The Typical Excuse: Volume
The initial application stage is the most susceptible to the generic rejection email, although I suspect that most candidates fail to receive any response at all at this point. Some companies are fortunate enough to attract a large volume of applicants for their open roles and sending a personalised response to each one of those candidates is incredibly time consuming. Most Applicant Tracking Systems (think salesforce but for humans) have a function that allows you to send a generic rejection email to selected candidates with only a couple of clicks. That generic “thanks, but no thanks” might be weak, but at least you now know your application isn’t just floating around the ether waiting for someone to notice.
The further you progress through the interview process, the harder it becomes to justify the ‘volume’ excuse.
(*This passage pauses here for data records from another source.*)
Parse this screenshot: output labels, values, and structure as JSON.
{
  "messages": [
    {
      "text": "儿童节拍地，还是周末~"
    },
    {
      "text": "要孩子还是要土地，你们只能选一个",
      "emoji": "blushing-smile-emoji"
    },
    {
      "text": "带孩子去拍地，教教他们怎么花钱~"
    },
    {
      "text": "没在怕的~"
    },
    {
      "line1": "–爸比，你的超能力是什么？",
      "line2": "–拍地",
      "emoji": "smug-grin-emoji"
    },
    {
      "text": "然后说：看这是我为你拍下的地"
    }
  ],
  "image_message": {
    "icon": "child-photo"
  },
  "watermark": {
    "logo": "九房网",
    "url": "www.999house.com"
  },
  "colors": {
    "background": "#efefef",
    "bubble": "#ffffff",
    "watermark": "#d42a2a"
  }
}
I’ve made it explicitly clear over the years that the interview process should always be a mutually beneficial process. It should never be weighted in favour of the employer or the candidate. Working on the assumption that both parties equally respect each others time, failing to provide feedback when the process ends is disrespectful, unprofessional, and potentially harmful to your companies reputation.
The Hidden Excuse: Legal Liability
Human Resource functions are a bastion of compliance and liability. They are literally paid to ensure the company avoids any form of liability in regards to interactions with their employees and potential employees. All too often I’ve been fed the excuse that actionable feedback is subjective and therefore prone to misinterpretation which can lead to legal issues for the company. A company can be held liable if feedback is interpreted to be biased based on the candidates gender, age, race, etc. whereas no feedback at all means the company is bulletproof (at least from a legal perspective).
A fear of legal action is a terrible excuse for not providing candidate feedback. You may as well place a sign over your door that says “we aren’t confident that our interview process is fair, appropriate, and legally compliant”.
The Real Excuse: Feedback is Hard
Let me present you with a hypothetical example of what often happens when you interview more than one great candidate but you only have one open vacancy on your team.
The Role: Lead Designer on a small team that’s expected to expand further down the line.
Candidate 1: Stacks of amazing, relevant design experience but limited leadership experience.
Candidate 2: Stacks of leadership experience but not quite as much relevant design experience.
The Process: Candidate 1 demonstrates outstanding and highly relevant design experience as well as demonstrating that they are clearly ready to step up into a leadership role. Candidate 2 demonstrates fantastic leadership experience as well as some really great design experience. Both are asking for the exact same salary.
The Internal Review: The team is small right now. Collaboration is arguably more important than strong leadership. Both candidates are clearly great albeit for different reasons. What is going to be most beneficial to the company right now is the candidate that can bring stronger design experience as they will have ample time and support to adapt and grow into the leadership role.
The Feedback: Congratulations. You now find yourself in the miserable position of having to explain to Candidate 2 that they are not being offered the role, despite demonstrating fantastic experience and despite having the strongest leadership experience. What are you left with to say other than “Candidate 1 had stronger and more applicable design experience which we feel is going to be more beneficial to us despite the fact that this is a Lead Design role and you clearly had stronger leadership experience”?
Regardless of how you frame that feedback, it’s going to be a frustrating for Candidate 2. It will be understandably difficult for them to appreciate the nuances that led to the decision and there is very little feedback you can provide that will help them improve their approach for the next interview they participate in. Those conversations suck. As a result, it’s far too easy to procrastinate on delivering that feedback and even easier to avoid the conversation entirely. You see, when you send the candidate a rejection email instead of picking up the phone and calling them, you don’t have to worry about your logic sounding weak, you don’t have to tolerate the awkward silence as they try to wrap their head around your reasoning and you don’t have to immediately field difficult follow-up questions.
The Uncomfortable Truth
You owe it to the candidate to pick up the phone and speak with them. They have invested time, effort and emotion into your process. You owe it to them to field their difficult follow-up questions. You owe it to them to do your absolute best to help them understand the decision and what (if anything) they can focus on in order to improve.
I’d love to be able to say that the more you do this, the easier it gets but I can’t. If anything, it gets harder and it’s your obligation as a Good Human™ to make that call regardless.